The Funeral

It was a beautiful day in Cowtown, but it wasn't such a beautiful sight when Cowlamity Kate found out her dad had died of old age just a week earlier. While she had agreed to marry Dakota to save her father's inheritance, which she eventually claimed, she still felt the sting of pain. It wasn't normal for Kate to be shedding tears, but this was an exception. Funeral plans were going to be expensive from her perspective: $3,000 at least.

Moo, Dakota, Cowlorado, and Miss Lily found Kate sitting on her front porch one morning, shedding a few tears. She wasn't crying at full strength, but it still caught Dakota's attention. "Wonder what's the matter with Miss Kate?" he asked.

"Don't know, but something sure has upset her," said Miss Lily. "Let's go see." The group made their way over to Kate's front porch. "What's the matter?" Miss Lily asked her.

"Oh, hi, Lily. Hi, Marshal. Dakota. Cowlorado. Just letting the tears out before the funeral."

"For who?"

"My dad. He died just last week at the ripe old age of 93, but his health was doing so well, I thought he'd live a few more years. Apparently not. The funeral's at least going to cost me $3,000."

"$3,000?" said Moo. "Funerals sure aren't cheap these days. But like it says in the Code of the West, 'If you don't go to folks' funerals, you can't expect them to attend yours.'"
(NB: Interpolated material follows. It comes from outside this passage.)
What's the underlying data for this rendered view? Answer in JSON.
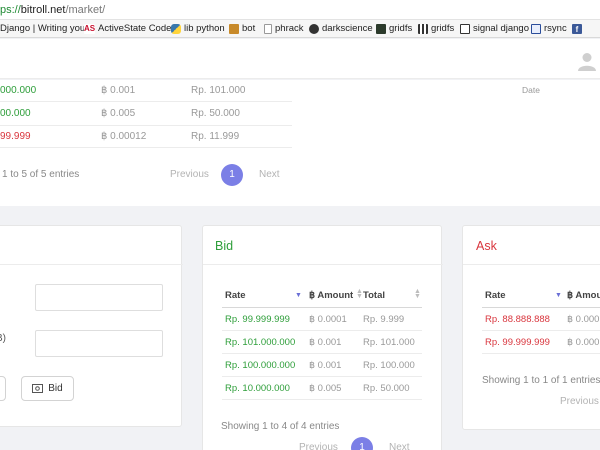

"That's true." Kate walked inside to grab a tissue and blow her nose before she walked back out. Dakota thought to himself, "There's a Moo Mesa cowgirl for you. Miss Kate's just as easily brokenhearted as she is stubborn and also purdy."

The funeral was a small one. Miss Lily, Cody Calf, and the C.O.W.-Boys attended, as did Mayor Oscar Bulloney, J.R., Tanya, and several other citizens, including Sally Sue Holsteen (who had a crush on Cowlorado, unbeknownst to him). Sheriff Terrorbull did not attend, due to his dirty duties as the Masked Bull. Moo and his deputies provided the music with their harmonica (Moo), accordion (Dakota), and guitar (Cowlorado). J.R. had the privilege of being the emcee of the funeral, although funerals are something you generally don't wish to be emcee of; J.R. handled it professionally, however.

When it was over, Kate felt better about the situation. "We all have to go at some point," she said as the pallbearers left. She placed a bunch of flowers on her dad's tombstone.


Wild West C.O.W.-Boys of Moo Mesa © Ryan Brown